YOUR TASK>
The result should be every line in the data below that carries the string "Ctrl".

═════ RECORDED INFORMATION ═════

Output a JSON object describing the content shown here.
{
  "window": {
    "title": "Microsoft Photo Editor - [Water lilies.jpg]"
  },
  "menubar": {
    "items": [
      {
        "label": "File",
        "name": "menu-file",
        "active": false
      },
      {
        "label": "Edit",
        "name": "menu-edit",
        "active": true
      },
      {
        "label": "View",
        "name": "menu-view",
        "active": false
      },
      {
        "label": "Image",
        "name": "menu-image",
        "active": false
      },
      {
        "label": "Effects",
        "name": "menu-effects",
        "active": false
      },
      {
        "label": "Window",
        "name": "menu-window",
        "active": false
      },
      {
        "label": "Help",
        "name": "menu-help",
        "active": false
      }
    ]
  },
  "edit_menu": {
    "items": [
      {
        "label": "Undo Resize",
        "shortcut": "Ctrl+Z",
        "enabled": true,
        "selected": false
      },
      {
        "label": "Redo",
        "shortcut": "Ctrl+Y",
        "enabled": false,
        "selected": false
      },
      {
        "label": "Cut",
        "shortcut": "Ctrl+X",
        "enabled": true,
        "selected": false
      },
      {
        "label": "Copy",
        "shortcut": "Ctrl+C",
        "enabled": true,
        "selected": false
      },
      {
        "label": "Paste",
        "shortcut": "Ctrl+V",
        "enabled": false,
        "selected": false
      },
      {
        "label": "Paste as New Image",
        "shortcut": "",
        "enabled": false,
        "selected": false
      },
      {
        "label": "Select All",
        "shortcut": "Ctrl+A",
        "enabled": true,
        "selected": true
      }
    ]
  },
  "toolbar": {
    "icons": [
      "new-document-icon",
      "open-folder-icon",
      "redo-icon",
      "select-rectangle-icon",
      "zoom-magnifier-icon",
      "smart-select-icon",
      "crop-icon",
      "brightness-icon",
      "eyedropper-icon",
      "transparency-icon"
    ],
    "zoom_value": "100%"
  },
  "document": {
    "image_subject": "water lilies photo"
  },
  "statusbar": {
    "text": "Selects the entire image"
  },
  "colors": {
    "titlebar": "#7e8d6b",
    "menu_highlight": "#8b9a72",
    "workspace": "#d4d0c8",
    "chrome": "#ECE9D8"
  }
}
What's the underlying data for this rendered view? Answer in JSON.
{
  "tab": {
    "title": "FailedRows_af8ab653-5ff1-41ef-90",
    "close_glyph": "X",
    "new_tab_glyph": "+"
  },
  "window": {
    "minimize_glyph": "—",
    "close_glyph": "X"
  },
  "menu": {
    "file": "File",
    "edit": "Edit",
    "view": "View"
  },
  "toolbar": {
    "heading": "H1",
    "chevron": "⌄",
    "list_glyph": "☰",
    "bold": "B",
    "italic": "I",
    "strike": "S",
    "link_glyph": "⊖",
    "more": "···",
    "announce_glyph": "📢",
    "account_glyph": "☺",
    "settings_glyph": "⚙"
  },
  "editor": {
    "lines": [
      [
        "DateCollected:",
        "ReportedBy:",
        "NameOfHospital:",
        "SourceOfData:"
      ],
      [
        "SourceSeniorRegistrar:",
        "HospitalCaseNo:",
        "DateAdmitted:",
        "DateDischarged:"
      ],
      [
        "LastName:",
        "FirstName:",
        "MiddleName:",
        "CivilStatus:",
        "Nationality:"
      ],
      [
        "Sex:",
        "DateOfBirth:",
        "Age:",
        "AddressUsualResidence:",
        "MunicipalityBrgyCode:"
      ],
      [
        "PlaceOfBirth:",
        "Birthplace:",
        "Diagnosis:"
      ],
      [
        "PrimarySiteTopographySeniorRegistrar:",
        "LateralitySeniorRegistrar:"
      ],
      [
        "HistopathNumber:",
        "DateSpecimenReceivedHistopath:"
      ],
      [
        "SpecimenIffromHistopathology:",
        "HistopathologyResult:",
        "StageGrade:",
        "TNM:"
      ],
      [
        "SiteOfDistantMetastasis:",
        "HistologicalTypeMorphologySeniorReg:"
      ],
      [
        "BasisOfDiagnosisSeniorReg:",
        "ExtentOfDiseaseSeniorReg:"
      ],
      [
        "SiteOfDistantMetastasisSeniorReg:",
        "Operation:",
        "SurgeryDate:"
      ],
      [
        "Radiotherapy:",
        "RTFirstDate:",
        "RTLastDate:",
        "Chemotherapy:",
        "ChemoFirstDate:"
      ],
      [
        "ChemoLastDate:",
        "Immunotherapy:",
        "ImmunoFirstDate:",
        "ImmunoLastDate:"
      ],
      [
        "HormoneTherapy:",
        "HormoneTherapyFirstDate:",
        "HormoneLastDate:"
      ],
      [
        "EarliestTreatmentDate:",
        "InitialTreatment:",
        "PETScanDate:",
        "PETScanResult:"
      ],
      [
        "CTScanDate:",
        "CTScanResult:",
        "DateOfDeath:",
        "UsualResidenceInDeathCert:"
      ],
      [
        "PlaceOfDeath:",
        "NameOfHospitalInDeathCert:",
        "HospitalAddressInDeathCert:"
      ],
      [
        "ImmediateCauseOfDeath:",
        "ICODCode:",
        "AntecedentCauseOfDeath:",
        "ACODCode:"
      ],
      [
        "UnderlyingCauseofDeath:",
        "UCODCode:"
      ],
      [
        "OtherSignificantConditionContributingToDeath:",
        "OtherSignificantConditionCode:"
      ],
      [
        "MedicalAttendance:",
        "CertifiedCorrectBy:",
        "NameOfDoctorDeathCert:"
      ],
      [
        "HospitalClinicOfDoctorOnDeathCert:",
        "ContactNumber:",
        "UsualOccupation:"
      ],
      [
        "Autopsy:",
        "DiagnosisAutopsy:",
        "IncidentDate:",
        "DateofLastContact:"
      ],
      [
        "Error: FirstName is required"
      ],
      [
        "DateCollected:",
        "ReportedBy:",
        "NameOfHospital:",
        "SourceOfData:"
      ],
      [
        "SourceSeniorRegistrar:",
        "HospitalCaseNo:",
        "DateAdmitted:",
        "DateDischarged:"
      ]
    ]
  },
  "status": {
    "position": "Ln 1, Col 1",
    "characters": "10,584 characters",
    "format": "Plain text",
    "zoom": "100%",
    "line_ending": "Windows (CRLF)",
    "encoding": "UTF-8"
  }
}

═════

SOLUTION BELOW>
        "shortcut": "Ctrl+Z",
        "shortcut": "Ctrl+Y",
        "shortcut": "Ctrl+X",
        "shortcut": "Ctrl+C",
        "shortcut": "Ctrl+V",
        "shortcut": "Ctrl+A",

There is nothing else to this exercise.